_Assignment_
Show each line of the listing in which the word "center" occurs.

_Input records_
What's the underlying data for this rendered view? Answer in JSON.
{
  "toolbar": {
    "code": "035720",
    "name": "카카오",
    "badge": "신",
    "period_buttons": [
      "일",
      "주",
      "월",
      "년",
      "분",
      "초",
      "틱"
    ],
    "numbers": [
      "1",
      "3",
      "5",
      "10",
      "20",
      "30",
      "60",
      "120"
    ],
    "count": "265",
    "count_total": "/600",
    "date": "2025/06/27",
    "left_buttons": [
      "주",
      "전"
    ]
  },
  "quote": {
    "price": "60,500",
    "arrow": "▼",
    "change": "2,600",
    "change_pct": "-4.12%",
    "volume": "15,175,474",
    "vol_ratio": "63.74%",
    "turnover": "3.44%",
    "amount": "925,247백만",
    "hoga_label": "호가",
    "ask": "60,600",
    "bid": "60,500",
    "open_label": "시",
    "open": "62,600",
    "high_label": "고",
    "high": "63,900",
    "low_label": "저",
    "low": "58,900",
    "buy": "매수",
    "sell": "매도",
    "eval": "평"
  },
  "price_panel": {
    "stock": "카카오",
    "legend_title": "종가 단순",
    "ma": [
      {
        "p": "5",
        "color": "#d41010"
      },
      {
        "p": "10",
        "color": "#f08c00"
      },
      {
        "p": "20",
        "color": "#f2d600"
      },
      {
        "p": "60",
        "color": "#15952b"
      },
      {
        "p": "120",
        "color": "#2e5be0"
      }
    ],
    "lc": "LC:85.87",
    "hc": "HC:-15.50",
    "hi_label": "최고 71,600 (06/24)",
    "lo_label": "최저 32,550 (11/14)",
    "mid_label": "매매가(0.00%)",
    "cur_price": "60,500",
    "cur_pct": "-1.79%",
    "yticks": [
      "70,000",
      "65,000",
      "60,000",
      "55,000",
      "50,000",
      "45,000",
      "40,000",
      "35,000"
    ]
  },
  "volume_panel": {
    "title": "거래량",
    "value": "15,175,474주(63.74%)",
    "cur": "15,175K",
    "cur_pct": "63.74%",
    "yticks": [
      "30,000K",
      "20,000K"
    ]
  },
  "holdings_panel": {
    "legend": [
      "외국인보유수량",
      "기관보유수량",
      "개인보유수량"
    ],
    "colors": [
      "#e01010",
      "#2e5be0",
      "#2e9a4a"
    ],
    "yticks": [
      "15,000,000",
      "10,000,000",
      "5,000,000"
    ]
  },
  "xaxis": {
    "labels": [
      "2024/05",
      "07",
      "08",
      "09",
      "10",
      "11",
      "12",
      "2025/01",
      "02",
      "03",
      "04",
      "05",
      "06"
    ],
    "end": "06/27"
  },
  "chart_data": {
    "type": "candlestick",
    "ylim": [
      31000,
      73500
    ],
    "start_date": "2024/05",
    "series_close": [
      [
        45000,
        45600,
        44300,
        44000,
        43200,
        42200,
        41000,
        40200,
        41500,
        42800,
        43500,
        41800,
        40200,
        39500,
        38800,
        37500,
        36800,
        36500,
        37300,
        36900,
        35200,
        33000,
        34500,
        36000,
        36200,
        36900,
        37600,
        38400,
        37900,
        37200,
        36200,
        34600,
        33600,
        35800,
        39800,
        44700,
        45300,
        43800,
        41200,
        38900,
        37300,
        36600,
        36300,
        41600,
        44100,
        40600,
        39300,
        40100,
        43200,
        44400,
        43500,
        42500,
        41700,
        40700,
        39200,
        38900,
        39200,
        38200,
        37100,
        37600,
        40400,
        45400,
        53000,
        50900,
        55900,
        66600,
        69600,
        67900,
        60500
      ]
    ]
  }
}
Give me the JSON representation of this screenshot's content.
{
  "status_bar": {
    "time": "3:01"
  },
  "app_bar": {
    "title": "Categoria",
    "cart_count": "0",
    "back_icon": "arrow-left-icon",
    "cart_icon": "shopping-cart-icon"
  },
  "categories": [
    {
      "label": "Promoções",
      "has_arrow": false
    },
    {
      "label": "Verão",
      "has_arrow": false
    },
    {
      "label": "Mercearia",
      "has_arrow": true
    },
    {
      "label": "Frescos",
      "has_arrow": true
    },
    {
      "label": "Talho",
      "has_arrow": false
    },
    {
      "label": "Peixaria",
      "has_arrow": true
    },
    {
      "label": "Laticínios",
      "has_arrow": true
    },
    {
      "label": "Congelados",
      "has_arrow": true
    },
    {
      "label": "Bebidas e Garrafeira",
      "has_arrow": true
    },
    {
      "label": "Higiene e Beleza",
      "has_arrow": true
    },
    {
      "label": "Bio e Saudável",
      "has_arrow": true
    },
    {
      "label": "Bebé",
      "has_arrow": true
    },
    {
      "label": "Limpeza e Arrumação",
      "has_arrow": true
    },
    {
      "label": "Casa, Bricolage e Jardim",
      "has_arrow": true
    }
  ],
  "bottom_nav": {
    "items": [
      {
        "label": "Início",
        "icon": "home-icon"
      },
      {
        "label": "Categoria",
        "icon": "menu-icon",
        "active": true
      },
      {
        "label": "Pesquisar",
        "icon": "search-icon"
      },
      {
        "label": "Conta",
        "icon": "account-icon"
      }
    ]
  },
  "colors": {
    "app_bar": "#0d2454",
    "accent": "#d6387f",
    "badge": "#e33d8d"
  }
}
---
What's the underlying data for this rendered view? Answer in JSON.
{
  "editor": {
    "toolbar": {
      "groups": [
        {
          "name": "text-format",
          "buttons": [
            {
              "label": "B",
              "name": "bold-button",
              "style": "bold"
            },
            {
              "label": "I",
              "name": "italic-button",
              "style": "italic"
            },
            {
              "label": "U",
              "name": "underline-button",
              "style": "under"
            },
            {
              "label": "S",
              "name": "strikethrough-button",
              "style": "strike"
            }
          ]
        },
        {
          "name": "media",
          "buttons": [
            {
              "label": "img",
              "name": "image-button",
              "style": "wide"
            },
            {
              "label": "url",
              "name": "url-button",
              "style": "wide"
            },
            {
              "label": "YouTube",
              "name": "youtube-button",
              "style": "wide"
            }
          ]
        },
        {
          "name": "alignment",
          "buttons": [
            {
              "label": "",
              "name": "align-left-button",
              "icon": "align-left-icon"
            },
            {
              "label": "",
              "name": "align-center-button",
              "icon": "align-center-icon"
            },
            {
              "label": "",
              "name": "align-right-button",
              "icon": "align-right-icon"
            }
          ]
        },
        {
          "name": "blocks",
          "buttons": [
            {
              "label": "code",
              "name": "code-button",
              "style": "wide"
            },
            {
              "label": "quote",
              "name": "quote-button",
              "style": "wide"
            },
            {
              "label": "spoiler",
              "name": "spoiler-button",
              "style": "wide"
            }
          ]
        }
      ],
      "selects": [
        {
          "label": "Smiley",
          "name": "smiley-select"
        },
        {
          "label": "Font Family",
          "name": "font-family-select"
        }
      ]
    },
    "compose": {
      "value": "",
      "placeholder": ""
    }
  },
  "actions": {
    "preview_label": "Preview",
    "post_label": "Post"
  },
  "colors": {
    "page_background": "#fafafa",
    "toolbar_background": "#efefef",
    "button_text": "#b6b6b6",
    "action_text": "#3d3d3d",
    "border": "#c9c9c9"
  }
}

_Result below_
              "name": "align-center-button",
              "icon": "align-center-icon"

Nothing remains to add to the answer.